■ Action item
How many lines in this data contain the string "true"? Reply with the number only.

[Element data from apps and pages]
......
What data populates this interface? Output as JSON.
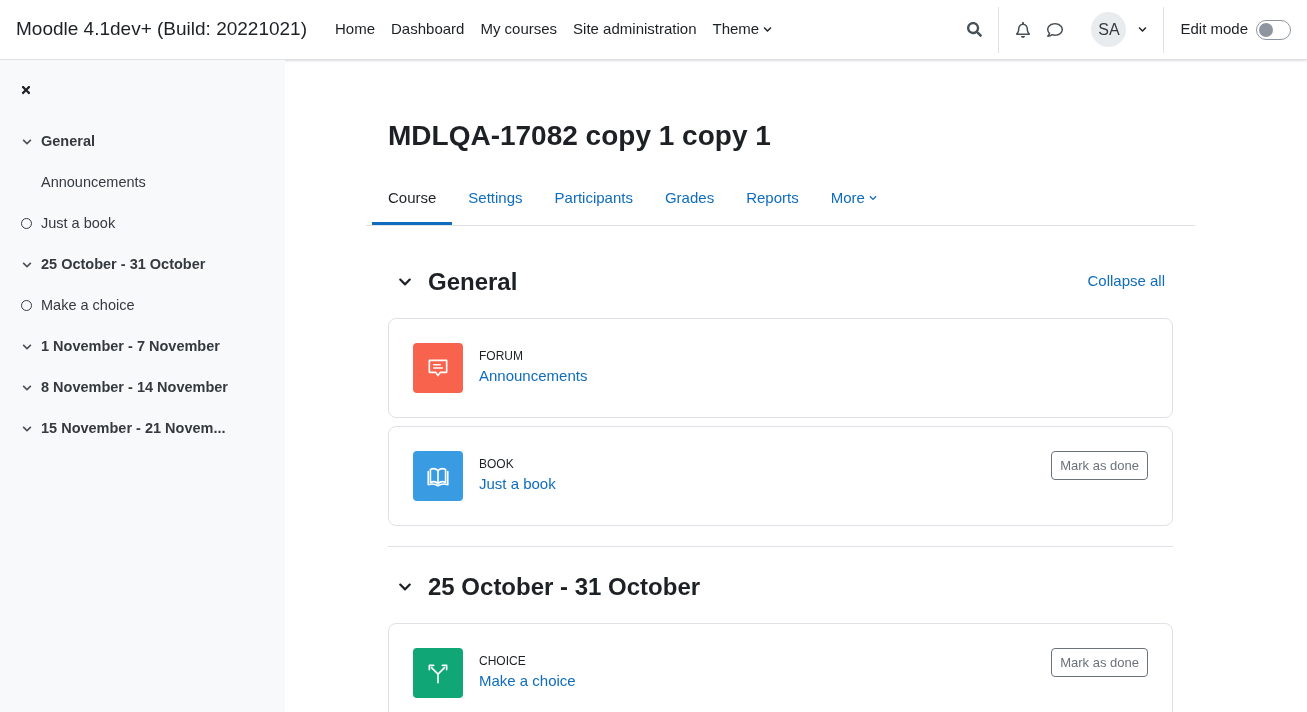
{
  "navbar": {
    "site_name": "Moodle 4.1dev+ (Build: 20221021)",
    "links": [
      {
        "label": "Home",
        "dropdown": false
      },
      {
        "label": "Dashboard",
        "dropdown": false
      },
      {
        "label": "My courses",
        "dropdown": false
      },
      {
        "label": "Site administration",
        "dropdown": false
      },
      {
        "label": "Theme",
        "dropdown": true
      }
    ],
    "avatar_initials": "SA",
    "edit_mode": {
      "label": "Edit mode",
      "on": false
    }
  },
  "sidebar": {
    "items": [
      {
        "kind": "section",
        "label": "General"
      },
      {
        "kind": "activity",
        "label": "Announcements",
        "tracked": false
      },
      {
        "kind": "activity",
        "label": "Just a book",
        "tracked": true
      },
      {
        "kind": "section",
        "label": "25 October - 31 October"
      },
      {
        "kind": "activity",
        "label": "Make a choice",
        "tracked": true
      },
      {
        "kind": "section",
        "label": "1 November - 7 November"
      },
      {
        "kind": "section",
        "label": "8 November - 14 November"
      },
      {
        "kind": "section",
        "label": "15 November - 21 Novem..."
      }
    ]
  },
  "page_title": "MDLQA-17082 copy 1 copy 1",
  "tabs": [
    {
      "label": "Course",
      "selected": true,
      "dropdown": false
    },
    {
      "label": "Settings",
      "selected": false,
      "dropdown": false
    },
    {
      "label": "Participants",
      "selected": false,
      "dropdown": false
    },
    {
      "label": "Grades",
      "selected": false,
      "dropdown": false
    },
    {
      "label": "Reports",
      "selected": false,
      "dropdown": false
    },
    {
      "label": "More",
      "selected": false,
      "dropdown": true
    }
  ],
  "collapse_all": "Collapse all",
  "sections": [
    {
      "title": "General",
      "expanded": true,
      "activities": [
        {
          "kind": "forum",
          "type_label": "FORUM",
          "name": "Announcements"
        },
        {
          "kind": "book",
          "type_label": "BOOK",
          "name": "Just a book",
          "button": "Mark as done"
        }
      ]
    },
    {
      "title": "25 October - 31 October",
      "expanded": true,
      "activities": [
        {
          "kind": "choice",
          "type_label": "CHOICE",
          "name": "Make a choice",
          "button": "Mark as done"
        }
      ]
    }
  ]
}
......
■ Exercise result
7